- One of the best ways to teach this is to model taking a break yourself when you’re upset.
When you pre-teach about taking a break and have materials that support the practice, children will start taking charge of their big feelings. They’ll start to self-calm and verbally express their feelings even while they’re in an upset state. But it can take a while. They may need your support in
- recognizing when they need a break
- Staying in a Break Spot you’ve created in your home
- And using the materials you’ve provided there for them
Taking a break isn’t punishment, while being placed in a time out is often perceived as one.
During a time out the child is placed in isolation.
During a break you might need to stay with your child.
- you might engage with your child and help them use the supporting materials.
- You might listen to them cry and put words to the feelings you think they’re expressing (‘You were upset that your brother took your toy, and you didn’t know how to get it back, so you hit him. When your body is calm we’ll figure out how to get your toy back in a kind way”).
- You might lead them through calming activities to help them get their bodies calm.
Teaching and using a Break is a process that can take quite a while, depending on the age of your child, their developmental level, their temperament and nature.
It’s not a quick fix, but it is a highly effective one. It works with very young children, as well as older ones. It even works for adults, like upset moms who model ‘taking a break’ for their children.
Yes, But Does ‘Taking a Break’ Really Work?
Even very young children or children with developmental delays can learn to take a break.
In my preschool classroom with children with developmental delays, we taught how to recognize emotions and what to do with that emotion with pictures and a catchy tune.
One of our students was mostly nonverbal, unlike his same age peers, but he loved the emotion song.
He would often get upset and would sometimes hurt other students or staff when he couldn’t express his needs or desires. It would take a long time before he was able to calm, and everyone was frustrated – especially him.

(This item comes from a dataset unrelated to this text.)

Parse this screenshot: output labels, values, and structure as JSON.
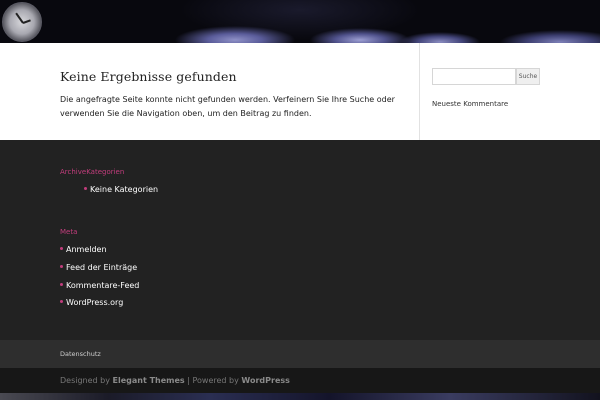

After learning about emotions (singing, using pictures of faces and singing about what you can do when you feel like the picture), he started to go over to the pictures and pointing at how he felt when he was upset. He did this without being helped. The staff would then verbalize for him what he was pointing to and would help him make an appropriate choice of what to do, including taking a break.
He no longer had to blow up because he felt angry, because he had another way to express himself and someone to help him manage his big feeling. Sometimes he needed to take a break, but his time in the Break Spot was short, since he had tools to help him self-calm. He was happier and everyone was safer.
A Lifelong Skill
That’s how to use a Break and why I believe it’s superior to using the Time Out technique. Learning how and when to take a break is a skill you can use as long as you live. I can think of many times I wish I’d taken a break instead of doing or saying something I came to regret!
Wouldn’t you like to give your child a tool as useful as this?
Next time I’ll show you what to put in a Break Spot and how to use visual aids to teach self-calming.
Stay safe, Be well!